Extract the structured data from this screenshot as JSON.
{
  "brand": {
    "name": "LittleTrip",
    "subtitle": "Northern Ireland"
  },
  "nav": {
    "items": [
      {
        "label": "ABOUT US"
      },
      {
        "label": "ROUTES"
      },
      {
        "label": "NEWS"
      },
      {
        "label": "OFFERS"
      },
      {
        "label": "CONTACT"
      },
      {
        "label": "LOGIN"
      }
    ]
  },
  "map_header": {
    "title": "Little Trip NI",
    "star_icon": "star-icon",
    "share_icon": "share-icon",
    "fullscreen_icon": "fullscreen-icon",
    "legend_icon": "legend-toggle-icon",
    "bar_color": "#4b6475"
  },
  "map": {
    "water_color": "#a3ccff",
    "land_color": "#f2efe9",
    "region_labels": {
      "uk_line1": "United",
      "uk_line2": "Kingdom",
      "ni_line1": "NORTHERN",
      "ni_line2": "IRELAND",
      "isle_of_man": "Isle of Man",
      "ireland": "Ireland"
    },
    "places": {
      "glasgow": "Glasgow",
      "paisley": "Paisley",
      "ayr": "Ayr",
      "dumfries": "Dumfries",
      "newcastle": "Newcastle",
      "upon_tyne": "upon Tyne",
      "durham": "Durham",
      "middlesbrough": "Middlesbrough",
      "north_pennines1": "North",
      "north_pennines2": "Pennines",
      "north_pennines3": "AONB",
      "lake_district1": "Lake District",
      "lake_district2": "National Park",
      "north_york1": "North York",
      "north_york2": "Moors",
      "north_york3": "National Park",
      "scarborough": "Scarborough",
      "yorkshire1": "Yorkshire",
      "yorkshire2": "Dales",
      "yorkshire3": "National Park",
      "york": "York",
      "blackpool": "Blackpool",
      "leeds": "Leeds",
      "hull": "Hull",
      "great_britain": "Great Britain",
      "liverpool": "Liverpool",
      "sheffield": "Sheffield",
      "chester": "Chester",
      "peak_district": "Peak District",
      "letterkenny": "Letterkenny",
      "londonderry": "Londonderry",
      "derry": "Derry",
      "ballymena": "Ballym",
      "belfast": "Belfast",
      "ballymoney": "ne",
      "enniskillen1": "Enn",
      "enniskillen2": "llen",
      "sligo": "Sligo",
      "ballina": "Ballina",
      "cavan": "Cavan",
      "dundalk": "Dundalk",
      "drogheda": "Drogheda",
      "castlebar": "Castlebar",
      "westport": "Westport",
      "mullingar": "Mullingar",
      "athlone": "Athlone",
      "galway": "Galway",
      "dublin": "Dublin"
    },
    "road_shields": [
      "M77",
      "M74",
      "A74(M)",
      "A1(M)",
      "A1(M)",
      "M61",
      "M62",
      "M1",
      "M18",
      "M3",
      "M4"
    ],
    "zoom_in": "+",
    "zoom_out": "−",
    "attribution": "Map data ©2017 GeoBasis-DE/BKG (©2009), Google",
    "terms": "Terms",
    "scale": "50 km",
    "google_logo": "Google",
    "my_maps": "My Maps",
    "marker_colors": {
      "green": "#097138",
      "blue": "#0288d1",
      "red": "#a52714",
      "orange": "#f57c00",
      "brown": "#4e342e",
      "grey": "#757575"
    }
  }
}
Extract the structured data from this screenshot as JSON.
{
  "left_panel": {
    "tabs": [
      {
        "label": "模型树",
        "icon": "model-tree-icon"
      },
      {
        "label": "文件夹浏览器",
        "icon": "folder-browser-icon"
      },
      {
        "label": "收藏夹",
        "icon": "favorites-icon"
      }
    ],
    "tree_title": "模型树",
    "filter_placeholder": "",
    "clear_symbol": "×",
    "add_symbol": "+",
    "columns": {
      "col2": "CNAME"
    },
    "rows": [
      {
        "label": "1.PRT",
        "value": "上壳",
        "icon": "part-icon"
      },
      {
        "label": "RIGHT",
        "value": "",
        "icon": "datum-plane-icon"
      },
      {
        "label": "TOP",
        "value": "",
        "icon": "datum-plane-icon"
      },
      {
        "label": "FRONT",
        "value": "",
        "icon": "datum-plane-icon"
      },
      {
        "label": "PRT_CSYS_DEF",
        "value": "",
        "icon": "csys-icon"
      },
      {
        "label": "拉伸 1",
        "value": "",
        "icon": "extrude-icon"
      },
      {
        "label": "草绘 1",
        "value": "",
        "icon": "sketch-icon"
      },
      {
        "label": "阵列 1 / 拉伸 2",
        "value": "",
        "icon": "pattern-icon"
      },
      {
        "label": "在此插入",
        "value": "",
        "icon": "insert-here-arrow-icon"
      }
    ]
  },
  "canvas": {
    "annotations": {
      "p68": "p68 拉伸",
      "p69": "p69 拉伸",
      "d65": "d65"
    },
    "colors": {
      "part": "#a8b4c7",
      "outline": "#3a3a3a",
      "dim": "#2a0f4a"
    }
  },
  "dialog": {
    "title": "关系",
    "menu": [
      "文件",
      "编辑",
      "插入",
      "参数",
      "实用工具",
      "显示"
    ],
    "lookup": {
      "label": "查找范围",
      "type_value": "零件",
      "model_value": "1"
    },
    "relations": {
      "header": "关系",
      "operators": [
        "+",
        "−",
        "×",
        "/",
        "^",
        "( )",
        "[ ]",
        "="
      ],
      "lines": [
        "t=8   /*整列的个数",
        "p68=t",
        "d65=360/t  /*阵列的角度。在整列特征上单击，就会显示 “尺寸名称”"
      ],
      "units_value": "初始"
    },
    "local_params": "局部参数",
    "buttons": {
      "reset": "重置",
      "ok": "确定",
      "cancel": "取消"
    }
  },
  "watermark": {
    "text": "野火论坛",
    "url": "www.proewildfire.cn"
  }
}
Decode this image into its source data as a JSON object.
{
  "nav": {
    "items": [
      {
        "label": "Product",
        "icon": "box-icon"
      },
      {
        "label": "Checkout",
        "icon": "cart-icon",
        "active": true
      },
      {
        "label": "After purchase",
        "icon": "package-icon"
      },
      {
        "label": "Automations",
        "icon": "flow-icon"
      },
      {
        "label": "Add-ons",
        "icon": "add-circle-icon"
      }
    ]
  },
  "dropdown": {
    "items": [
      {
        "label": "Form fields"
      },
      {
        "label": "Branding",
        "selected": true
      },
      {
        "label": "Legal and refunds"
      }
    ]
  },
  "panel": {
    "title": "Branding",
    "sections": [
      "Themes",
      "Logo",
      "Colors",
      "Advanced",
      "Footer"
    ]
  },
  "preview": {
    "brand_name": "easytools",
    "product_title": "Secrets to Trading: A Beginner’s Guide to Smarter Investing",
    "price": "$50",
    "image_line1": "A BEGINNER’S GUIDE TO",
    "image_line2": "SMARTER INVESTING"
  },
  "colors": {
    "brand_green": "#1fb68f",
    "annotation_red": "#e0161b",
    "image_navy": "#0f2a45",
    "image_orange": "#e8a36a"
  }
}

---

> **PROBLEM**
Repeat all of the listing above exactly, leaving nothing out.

> **EXERCISE RESPONSE**
Extract the structured data from this screenshot as JSON.
{
  "brand": {
    "name": "LittleTrip",
    "subtitle": "Northern Ireland"
  },
  "nav": {
    "items": [
      {
        "label": "ABOUT US"
      },
      {
        "label": "ROUTES"
      },
      {
        "label": "NEWS"
      },
      {
        "label": "OFFERS"
      },
      {
        "label": "CONTACT"
      },
      {
        "label": "LOGIN"
      }
    ]
  },
  "map_header": {
    "title": "Little Trip NI",
    "star_icon": "star-icon",
    "share_icon": "share-icon",
    "fullscreen_icon": "fullscreen-icon",
    "legend_icon": "legend-toggle-icon",
    "bar_color": "#4b6475"
  },
  "map": {
    "water_color": "#a3ccff",
    "land_color": "#f2efe9",
    "region_labels": {
      "uk_line1": "United",
      "uk_line2": "Kingdom",
      "ni_line1": "NORTHERN",
      "ni_line2": "IRELAND",
      "isle_of_man": "Isle of Man",
      "ireland": "Ireland"
    },
    "places": {
      "glasgow": "Glasgow",
      "paisley": "Paisley",
      "ayr": "Ayr",
      "dumfries": "Dumfries",
      "newcastle": "Newcastle",
      "upon_tyne": "upon Tyne",
      "durham": "Durham",
      "middlesbrough": "Middlesbrough",
      "north_pennines1": "North",
      "north_pennines2": "Pennines",
      "north_pennines3": "AONB",
      "lake_district1": "Lake District",
      "lake_district2": "National Park",
      "north_york1": "North York",
      "north_york2": "Moors",
      "north_york3": "National Park",
      "scarborough": "Scarborough",
      "yorkshire1": "Yorkshire",
      "yorkshire2": "Dales",
      "yorkshire3": "National Park",
      "york": "York",
      "blackpool": "Blackpool",
      "leeds": "Leeds",
      "hull": "Hull",
      "great_britain": "Great Britain",
      "liverpool": "Liverpool",
      "sheffield": "Sheffield",
      "chester": "Chester",
      "peak_district": "Peak District",
      "letterkenny": "Letterkenny",
      "londonderry": "Londonderry",
      "derry": "Derry",
      "ballymena": "Ballym",
      "belfast": "Belfast",
      "ballymoney": "ne",
      "enniskillen1": "Enn",
      "enniskillen2": "llen",
      "sligo": "Sligo",
      "ballina": "Ballina",
      "cavan": "Cavan",
      "dundalk": "Dundalk",
      "drogheda": "Drogheda",
      "castlebar": "Castlebar",
      "westport": "Westport",
      "mullingar": "Mullingar",
      "athlone": "Athlone",
      "galway": "Galway",
      "dublin": "Dublin"
    },
    "road_shields": [
      "M77",
      "M74",
      "A74(M)",
      "A1(M)",
      "A1(M)",
      "M61",
      "M62",
      "M1",
      "M18",
      "M3",
      "M4"
    ],
    "zoom_in": "+",
    "zoom_out": "−",
    "attribution": "Map data ©2017 GeoBasis-DE/BKG (©2009), Google",
    "terms": "Terms",
    "scale": "50 km",
    "google_logo": "Google",
    "my_maps": "My Maps",
    "marker_colors": {
      "green": "#097138",
      "blue": "#0288d1",
      "red": "#a52714",
      "orange": "#f57c00",
      "brown": "#4e342e",
      "grey": "#757575"
    }
  }
}
Extract the structured data from this screenshot as JSON.
{
  "left_panel": {
    "tabs": [
      {
        "label": "模型树",
        "icon": "model-tree-icon"
      },
      {
        "label": "文件夹浏览器",
        "icon": "folder-browser-icon"
      },
      {
        "label": "收藏夹",
        "icon": "favorites-icon"
      }
    ],
    "tree_title": "模型树",
    "filter_placeholder": "",
    "clear_symbol": "×",
    "add_symbol": "+",
    "columns": {
      "col2": "CNAME"
    },
    "rows": [
      {
        "label": "1.PRT",
        "value": "上壳",
        "icon": "part-icon"
      },
      {
        "label": "RIGHT",
        "value": "",
        "icon": "datum-plane-icon"
      },
      {
        "label": "TOP",
        "value": "",
        "icon": "datum-plane-icon"
      },
      {
        "label": "FRONT",
        "value": "",
        "icon": "datum-plane-icon"
      },
      {
        "label": "PRT_CSYS_DEF",
        "value": "",
        "icon": "csys-icon"
      },
      {
        "label": "拉伸 1",
        "value": "",
        "icon": "extrude-icon"
      },
      {
        "label": "草绘 1",
        "value": "",
        "icon": "sketch-icon"
      },
      {
        "label": "阵列 1 / 拉伸 2",
        "value": "",
        "icon": "pattern-icon"
      },
      {
        "label": "在此插入",
        "value": "",
        "icon": "insert-here-arrow-icon"
      }
    ]
  },
  "canvas": {
    "annotations": {
      "p68": "p68 拉伸",
      "p69": "p69 拉伸",
      "d65": "d65"
    },
    "colors": {
      "part": "#a8b4c7",
      "outline": "#3a3a3a",
      "dim": "#2a0f4a"
    }
  },
  "dialog": {
    "title": "关系",
    "menu": [
      "文件",
      "编辑",
      "插入",
      "参数",
      "实用工具",
      "显示"
    ],
    "lookup": {
      "label": "查找范围",
      "type_value": "零件",
      "model_value": "1"
    },
    "relations": {
      "header": "关系",
      "operators": [
        "+",
        "−",
        "×",
        "/",
        "^",
        "( )",
        "[ ]",
        "="
      ],
      "lines": [
        "t=8   /*整列的个数",
        "p68=t",
        "d65=360/t  /*阵列的角度。在整列特征上单击，就会显示 “尺寸名称”"
      ],
      "units_value": "初始"
    },
    "local_params": "局部参数",
    "buttons": {
      "reset": "重置",
      "ok": "确定",
      "cancel": "取消"
    }
  },
  "watermark": {
    "text": "野火论坛",
    "url": "www.proewildfire.cn"
  }
}
Decode this image into its source data as a JSON object.
{
  "nav": {
    "items": [
      {
        "label": "Product",
        "icon": "box-icon"
      },
      {
        "label": "Checkout",
        "icon": "cart-icon",
        "active": true
      },
      {
        "label": "After purchase",
        "icon": "package-icon"
      },
      {
        "label": "Automations",
        "icon": "flow-icon"
      },
      {
        "label": "Add-ons",
        "icon": "add-circle-icon"
      }
    ]
  },
  "dropdown": {
    "items": [
      {
        "label": "Form fields"
      },
      {
        "label": "Branding",
        "selected": true
      },
      {
        "label": "Legal and refunds"
      }
    ]
  },
  "panel": {
    "title": "Branding",
    "sections": [
      "Themes",
      "Logo",
      "Colors",
      "Advanced",
      "Footer"
    ]
  },
  "preview": {
    "brand_name": "easytools",
    "product_title": "Secrets to Trading: A Beginner’s Guide to Smarter Investing",
    "price": "$50",
    "image_line1": "A BEGINNER’S GUIDE TO",
    "image_line2": "SMARTER INVESTING"
  },
  "colors": {
    "brand_green": "#1fb68f",
    "annotation_red": "#e0161b",
    "image_navy": "#0f2a45",
    "image_orange": "#e8a36a"
  }
}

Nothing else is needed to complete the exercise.